Consider retaining counsel. If a business is considering federal registration, they should consider finding an attorney who can help with the process. While people can go through the registration processes themselves, having someone familiar with the Patent and Trademark Office can help avoid any rejected registrations for something avoidable, such as insufficient description of goods or selection of classes.11
When to Take Action
Even if a business takes all the necessary steps to protect their brand, there is always a chance that another party will infringe on their trademarks, either at common law or registered. If this happens, business owners should take a moment to consider what action is most appropriate. Options include making contact with the possibly infringing business to inform them of the concerns via a cease-and-desist letter, and, if need be, filing a lawsuit.12
This is not easy. In fact, enforcement is one of the hardest things to do in the trademark world because it is expensive. To ensure the matter is efficiently and expeditiously handled, businesses should speak with legal counsel before sending out demand letters or other correspondence to potential infringers. Counsel can help businesses ensure that cease-and-desist letters are written effectively, and having an attorney’s name on the letter can give it some additional credibility. Hopefully, any matters regarding infringement can be taken care of before incurring additional litigation costs.13
Conclusion: Protection Is Important
As our world becomes increasingly digitized, so do businesses, and the COVID-19 pandemic and quarantine have only sped up this process.14
As business are forced to move to online platforms to sell goods and stay connected with consumers, they also face many new challenges. One such challenge is keeping their brand adequately protected on digital platforms to ensure consumer recognition and avoid potential confusion.

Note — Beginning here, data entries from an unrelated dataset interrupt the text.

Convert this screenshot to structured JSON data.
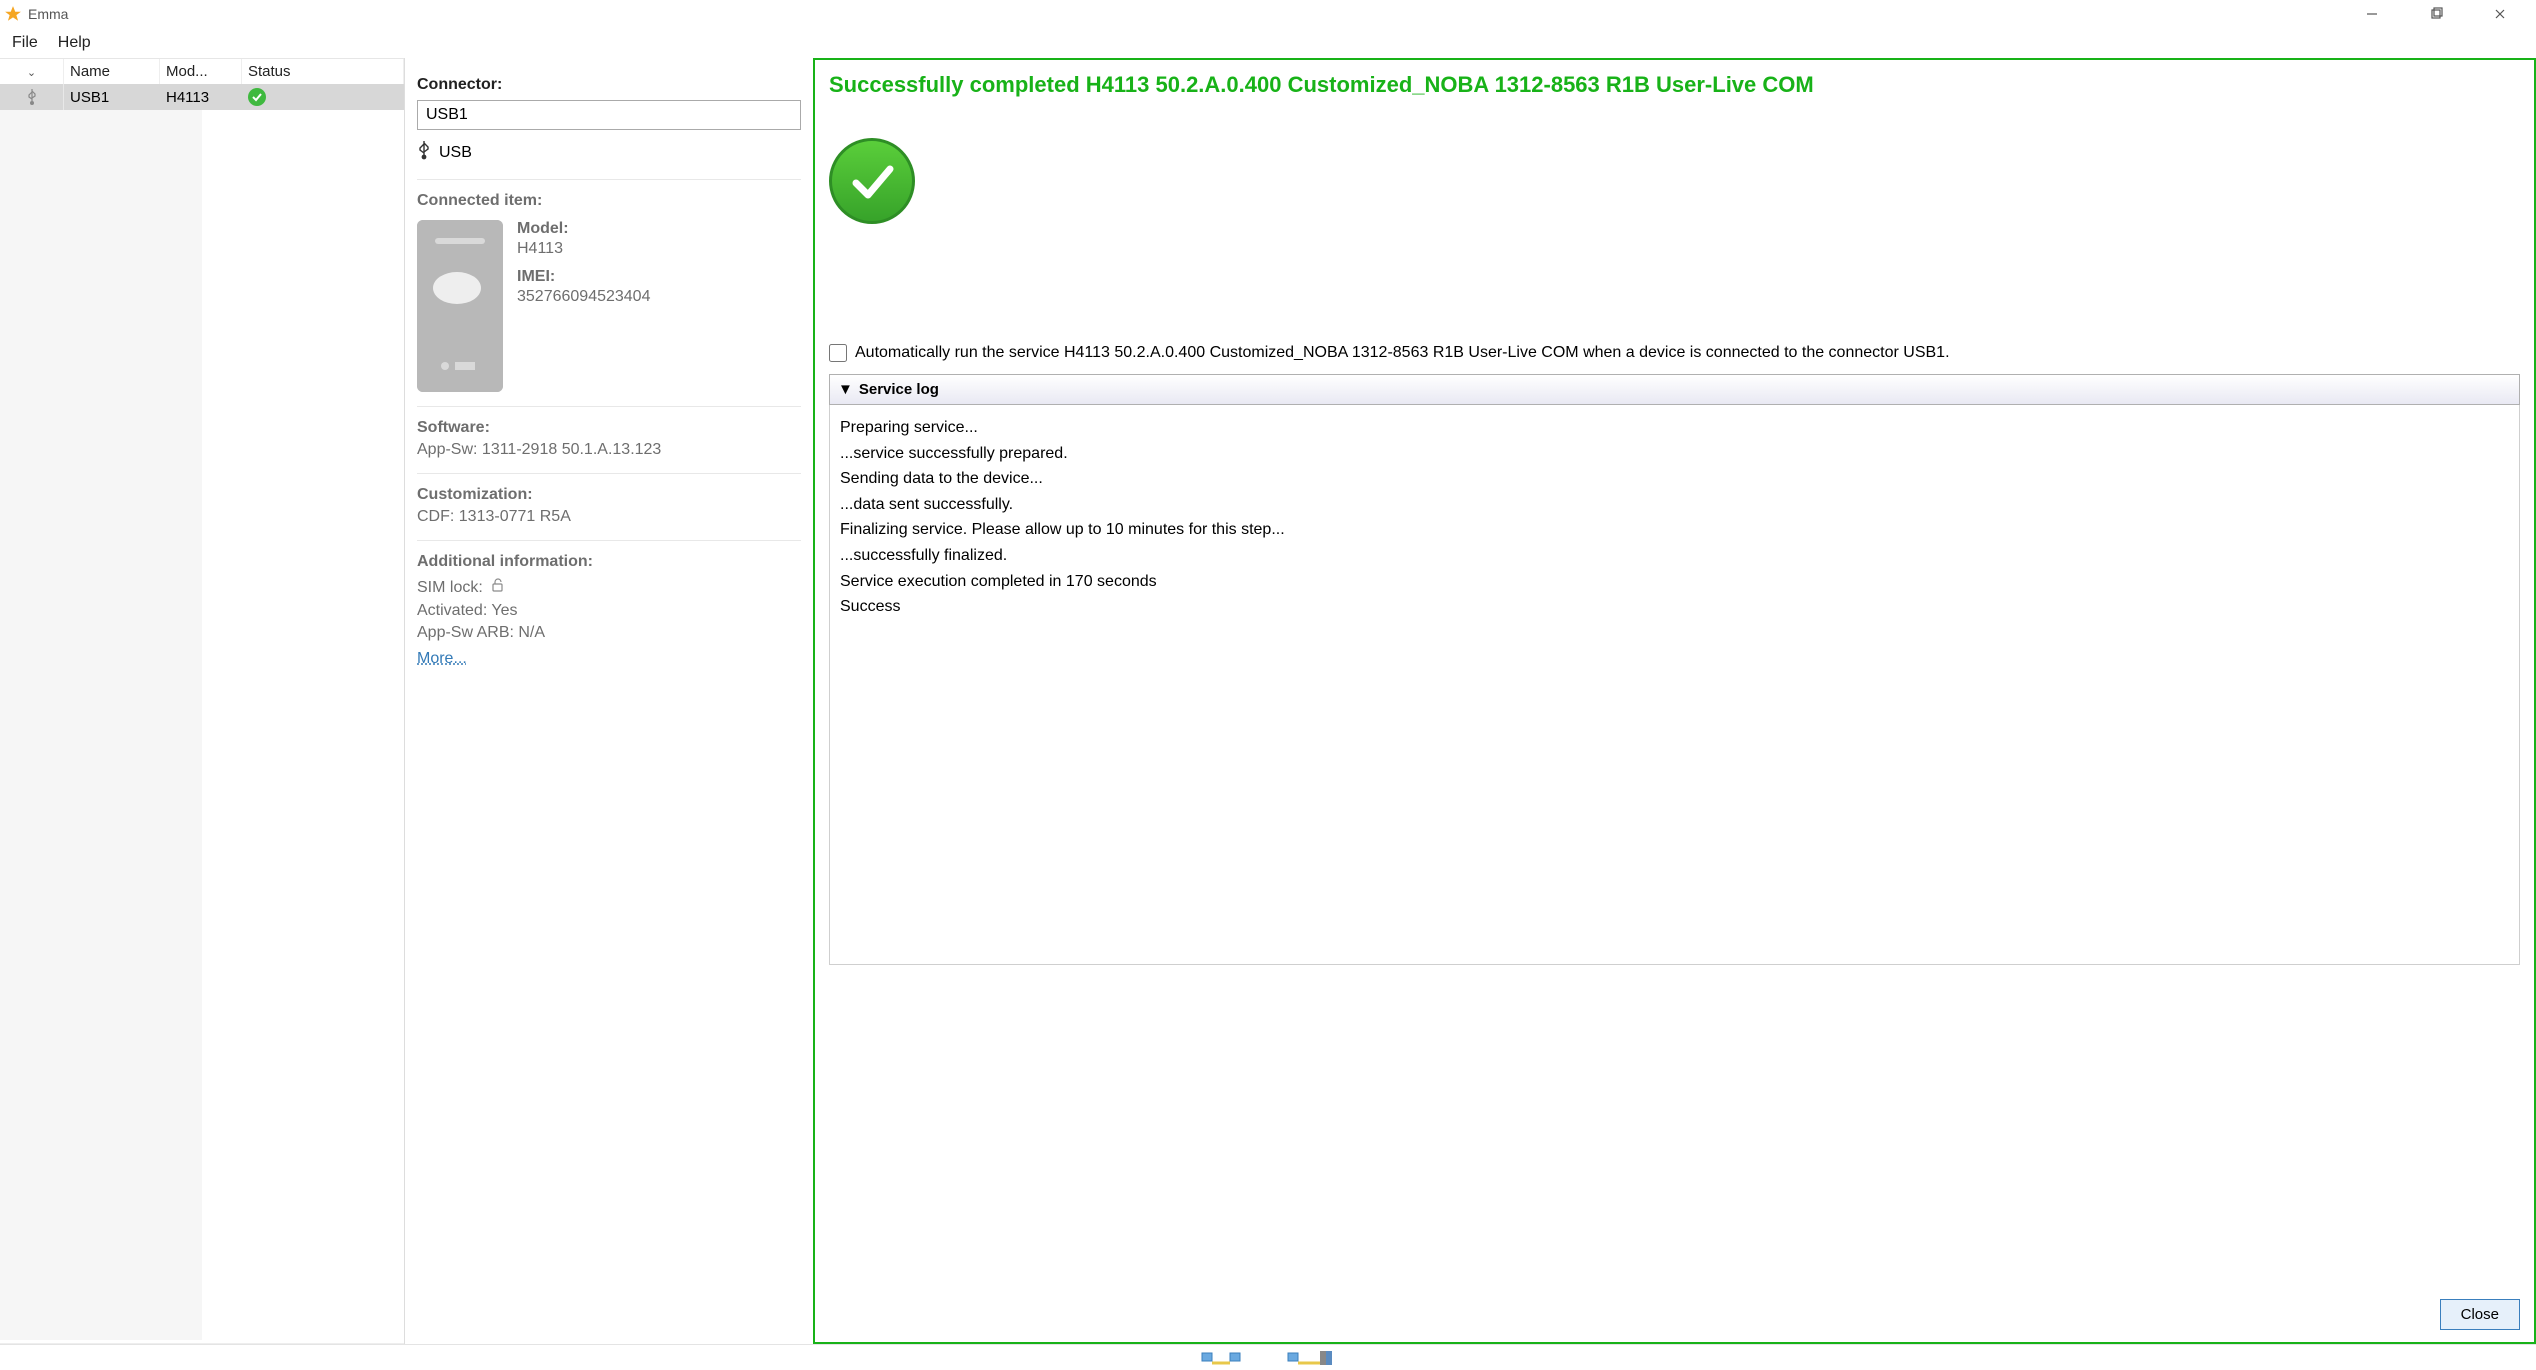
{
  "window": {
    "title": "Emma"
  },
  "menu": {
    "file": "File",
    "help": "Help"
  },
  "deviceTable": {
    "headers": {
      "name": "Name",
      "model": "Mod...",
      "status": "Status"
    },
    "row": {
      "name": "USB1",
      "model": "H4113"
    }
  },
  "mid": {
    "connectorLabel": "Connector:",
    "connectorValue": "USB1",
    "connectorType": "USB",
    "connectedLabel": "Connected item:",
    "modelLabel": "Model:",
    "modelValue": "H4113",
    "imeiLabel": "IMEI:",
    "imeiValue": "352766094523404",
    "softwareLabel": "Software:",
    "softwareValue": "App-Sw: 1311-2918 50.1.A.13.123",
    "customizationLabel": "Customization:",
    "customizationValue": "CDF: 1313-0771 R5A",
    "additionalLabel": "Additional information:",
    "simLockLabel": "SIM lock:",
    "activatedLine": "Activated: Yes",
    "arbLine": "App-Sw ARB: N/A",
    "moreLink": "More..."
  },
  "right": {
    "heading": "Successfully completed H4113 50.2.A.0.400 Customized_NOBA 1312-8563 R1B User-Live COM",
    "autoRunText": "Automatically run the service H4113 50.2.A.0.400 Customized_NOBA 1312-8563 R1B User-Live COM when a device is connected to the connector USB1.",
    "serviceLogHeader": "Service log",
    "logLines": {
      "l1": "Preparing service...",
      "l2": "...service successfully prepared.",
      "l3": "Sending data to the device...",
      "l4": "...data sent successfully.",
      "l5": "Finalizing service. Please allow up to 10 minutes for this step...",
      "l6": "...successfully finalized.",
      "l7": "Service execution completed in 170 seconds",
      "l8": "Success"
    },
    "closeBtn": "Close"
  }
}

There are best practices that can be adopted fairly easily to help businesses develop, protect and enforce their intellectual property rights as they relate to their brand, primarily through common law or federal trademark rights. Implementing these best practices should help businesses not only adapt to the digital marketplace, but find their place within it.
This article was originally published on the State Bar of Wisconsin’s
Business Law Blog. Visit the State Bar
sections or the
Business Law Section webpages to learn more about the benefits of section membership.
1 How COVID-19 Has Affected the Ecommerce Landscape,Forbes, Oct. 28, 2020
2 Laura LaBerge, et al.,
How COVID-19 has pushed companies over the technology tipping point–and transformed business forever, McKinsey & Company, Oct. 5, 2020
3 Interview with Adam Brookman, shareholder, Boyle Fredrickson, S.C., in Milwaukee, Nov. 3, 2021.
4 Patrick Concannon,
Proper Use of Trademarks and Trademark Symbols, JDSupra, Feb. 8, 2019.
5 CGL Attorneys,
Trademark Symbols (®), TM, SM – A Complete Guide, Cohn Legal, PLLC.
6 Interview with Adam Brookman.
7 Susan Neuberger Weller, “Considering a Purchase, Sale, or Financing? Make Sure Your Trademark Due Diligence is Thorough,”
The National Law Review, February 16, 2022.
8 Interview with Adam Brookman.
9 Trademark Symbols (®), TM, SM – A Complete Guide.
10 Mike Kappel,
Brand Protection for Small Business Owners,
Forbes, Oct. 18, 2017.
11 Interview with Adam Brookman.
12 Kappel, Brand Protection.
13 Interview with Adam Brookman.
14 Laura LaBerge, et al.